▶ YOUR GOAL:
Give the records again. Keep them exact and leave out the images.

INPUT FOR THIS TASK section start

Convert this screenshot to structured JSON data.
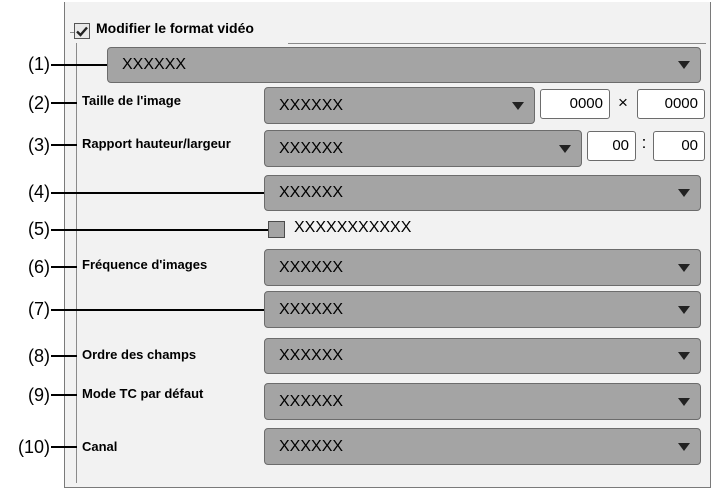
{
  "header": {
    "checkbox_checked": true,
    "title": "Modifier le format vidéo"
  },
  "callouts": [
    "(1)",
    "(2)",
    "(3)",
    "(4)",
    "(5)",
    "(6)",
    "(7)",
    "(8)",
    "(9)",
    "(10)"
  ],
  "rows": {
    "format_combo": {
      "value": "XXXXXX"
    },
    "frame_size": {
      "label": "Taille de l'image",
      "value": "XXXXXX",
      "width": "0000",
      "separator": "×",
      "height": "0000"
    },
    "aspect_ratio": {
      "label": "Rapport hauteur/largeur",
      "value": "XXXXXX",
      "num": "00",
      "separator": ":",
      "den": "00"
    },
    "row4": {
      "value": "XXXXXX"
    },
    "row5_checkbox": {
      "label": "XXXXXXXXXXX",
      "checked": false
    },
    "frame_rate": {
      "label": "Fréquence d'images",
      "value": "XXXXXX"
    },
    "row7": {
      "value": "XXXXXX"
    },
    "field_order": {
      "label": "Ordre des champs",
      "value": "XXXXXX"
    },
    "tc_mode": {
      "label": "Mode TC par défaut",
      "value": "XXXXXX"
    },
    "channel": {
      "label": "Canal",
      "value": "XXXXXX"
    }
  },
  "icons": {
    "header_checkbox": "checkmark-icon",
    "dropdown": "triangle-down-icon"
  },
  "colors": {
    "combo_bg": "#a4a4a4",
    "panel_bg": "#f2f2f2"
  }
}
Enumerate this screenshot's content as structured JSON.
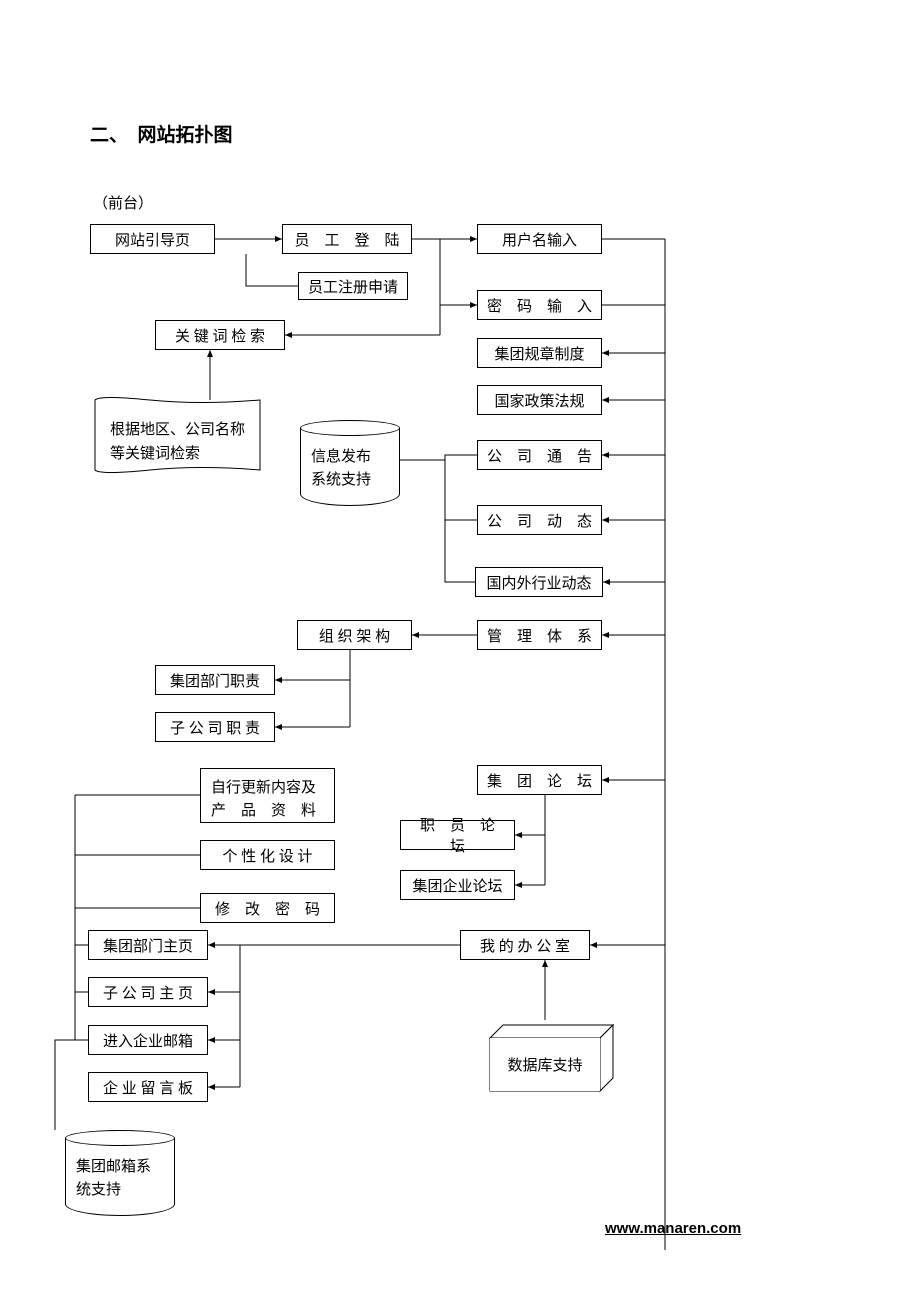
{
  "title": "二、　网站拓扑图",
  "subtitle": "（前台）",
  "boxes": {
    "guide": "网站引导页",
    "emp_login": "员　工　登　陆",
    "emp_register": "员工注册申请",
    "username": "用户名输入",
    "password": "密　码　输　入",
    "keyword": "关 键 词 检 索",
    "rules": "集团规章制度",
    "policy": "国家政策法规",
    "announce": "公　司　通　告",
    "news": "公　司　动　态",
    "industry": "国内外行业动态",
    "org": "组 织 架 构",
    "mgmt": "管　理　体　系",
    "dept_duty": "集团部门职责",
    "sub_duty": "子 公 司 职 责",
    "self_update_l1": "自行更新内容及",
    "self_update_l2": "产　品　资　料",
    "custom": "个 性 化 设 计",
    "changepw": "修　改　密　码",
    "dept_home": "集团部门主页",
    "sub_home": "子 公 司 主 页",
    "mailbox": "进入企业邮箱",
    "msgboard": "企 业 留 言 板",
    "forum": "集　团　论　坛",
    "staff_forum": "职　员　论　坛",
    "corp_forum": "集团企业论坛",
    "office": "我 的 办 公 室"
  },
  "cylinders": {
    "info_sys_l1": "信息发布",
    "info_sys_l2": "系统支持",
    "mail_sys_l1": "集团邮箱系",
    "mail_sys_l2": "统支持"
  },
  "scroll_note_l1": "根据地区、公司名称",
  "scroll_note_l2": "等关键词检索",
  "cube": "数据库支持",
  "footer": "www.manaren.com"
}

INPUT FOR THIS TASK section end

▶ EXERCISE SOLUTION:
Convert this screenshot to structured JSON data.
{
  "header": {
    "checkbox_checked": true,
    "title": "Modifier le format vidéo"
  },
  "callouts": [
    "(1)",
    "(2)",
    "(3)",
    "(4)",
    "(5)",
    "(6)",
    "(7)",
    "(8)",
    "(9)",
    "(10)"
  ],
  "rows": {
    "format_combo": {
      "value": "XXXXXX"
    },
    "frame_size": {
      "label": "Taille de l'image",
      "value": "XXXXXX",
      "width": "0000",
      "separator": "×",
      "height": "0000"
    },
    "aspect_ratio": {
      "label": "Rapport hauteur/largeur",
      "value": "XXXXXX",
      "num": "00",
      "separator": ":",
      "den": "00"
    },
    "row4": {
      "value": "XXXXXX"
    },
    "row5_checkbox": {
      "label": "XXXXXXXXXXX",
      "checked": false
    },
    "frame_rate": {
      "label": "Fréquence d'images",
      "value": "XXXXXX"
    },
    "row7": {
      "value": "XXXXXX"
    },
    "field_order": {
      "label": "Ordre des champs",
      "value": "XXXXXX"
    },
    "tc_mode": {
      "label": "Mode TC par défaut",
      "value": "XXXXXX"
    },
    "channel": {
      "label": "Canal",
      "value": "XXXXXX"
    }
  },
  "icons": {
    "header_checkbox": "checkmark-icon",
    "dropdown": "triangle-down-icon"
  },
  "colors": {
    "combo_bg": "#a4a4a4",
    "panel_bg": "#f2f2f2"
  }
}
Enumerate this screenshot's content as structured JSON.
{
  "title": "二、　网站拓扑图",
  "subtitle": "（前台）",
  "boxes": {
    "guide": "网站引导页",
    "emp_login": "员　工　登　陆",
    "emp_register": "员工注册申请",
    "username": "用户名输入",
    "password": "密　码　输　入",
    "keyword": "关 键 词 检 索",
    "rules": "集团规章制度",
    "policy": "国家政策法规",
    "announce": "公　司　通　告",
    "news": "公　司　动　态",
    "industry": "国内外行业动态",
    "org": "组 织 架 构",
    "mgmt": "管　理　体　系",
    "dept_duty": "集团部门职责",
    "sub_duty": "子 公 司 职 责",
    "self_update_l1": "自行更新内容及",
    "self_update_l2": "产　品　资　料",
    "custom": "个 性 化 设 计",
    "changepw": "修　改　密　码",
    "dept_home": "集团部门主页",
    "sub_home": "子 公 司 主 页",
    "mailbox": "进入企业邮箱",
    "msgboard": "企 业 留 言 板",
    "forum": "集　团　论　坛",
    "staff_forum": "职　员　论　坛",
    "corp_forum": "集团企业论坛",
    "office": "我 的 办 公 室"
  },
  "cylinders": {
    "info_sys_l1": "信息发布",
    "info_sys_l2": "系统支持",
    "mail_sys_l1": "集团邮箱系",
    "mail_sys_l2": "统支持"
  },
  "scroll_note_l1": "根据地区、公司名称",
  "scroll_note_l2": "等关键词检索",
  "cube": "数据库支持",
  "footer": "www.manaren.com"
}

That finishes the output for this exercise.